Section 3

Impact Below Water

Working with local communities around the world, we have rebuilt 112,000 square metres of reef in the most biodiverse seas on the planet.

Before and after

At its most effective, the MARRS method can transform heavily degraded rubble fields into healthy coral-dominated ecosystems within a few years. Drag the slider below to see this for yourself, comparing illustrative examples of a degraded rubble field and a nearby restored reef, 3 years after Reef Star installation.

Degraded rubble field,

<5% live coral cover

3 years post-restoration,

>60% live coral cover

Use the slider to see the difference yourself.

Mars, and partners, Impact in numbers


square metres of restored reef


corals planted


Reef Stars installed


Reef Star sites in 11 countries


increase in coral cover


increase in fish populations


increase in fish biomass

Published reports

We have a detailed monitoring program that regularly measures the progress of our restoration projects. Some of the outputs of this monitoring are detailed at these links to books and peer-reviewed journal articles. Explore more of our outputs on the resources page.

Williams et al (2019)

Large-scale coral reef rehabilitation after blast fishing in Indonesia, Restoration Ecology 27: 447-456.

Seraphim et al (2020)

Interactions between coral restoration and fish assemblages: implications for reef management. Journal of Fish Biology 97: 633-655.

Lamont et al (2021)

The sound of recovery: coral reef restoration success is detectable in the soundscape

International Coral Reef Initiative

A summary of our restoration approach and progress on the ICRI website

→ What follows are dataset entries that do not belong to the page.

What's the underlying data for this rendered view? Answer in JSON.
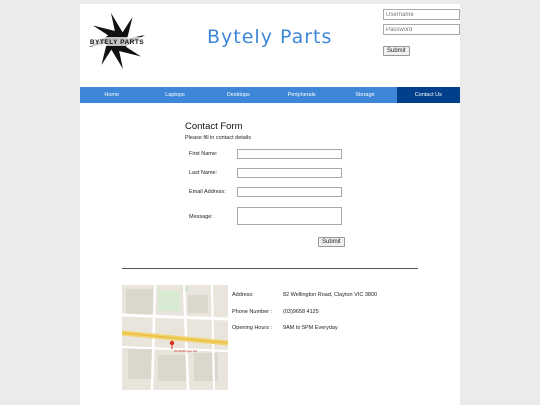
{
  "header": {
    "logo_text": "BYTELY PARTS",
    "site_title": "Bytely Parts"
  },
  "login": {
    "username_placeholder": "Username",
    "password_placeholder": "Password",
    "submit_label": "Submit"
  },
  "nav": {
    "items": [
      "Home",
      "Laptops",
      "Desktops",
      "Peripherals",
      "Storage",
      "Contact Us"
    ],
    "active": "Contact Us"
  },
  "contact_form": {
    "title": "Contact Form",
    "subtitle": "Please fill in contact details",
    "first_name_label": "First Name:",
    "last_name_label": "Last Name:",
    "email_label": "Email Address:",
    "message_label": "Message:",
    "submit_label": "Submit"
  },
  "map": {
    "pin_label": "82 Wellington Rd"
  },
  "info": {
    "address_label": "Address:",
    "address_value": "82 Wellington Road, Clayton VIC 3800",
    "phone_label": "Phone Number :",
    "phone_value": "(03)9658 4125",
    "hours_label": "Opening Hours :",
    "hours_value": "9AM to 5PM Everyday"
  },
  "colors": {
    "accent": "#3d86d8",
    "nav_active": "#003f8a",
    "page_bg": "#ebebeb"
  }
}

Nature Portfolio

A discussion of our collaborative approach published by the Nature Portfolio

Lamont et al (2022)

Multi-dimensional approaches to scaling up coral reef restoration

Williams et al (2022)

Enhancing automated analysis of marine soundscapes using ecoacoustic indices and machine learning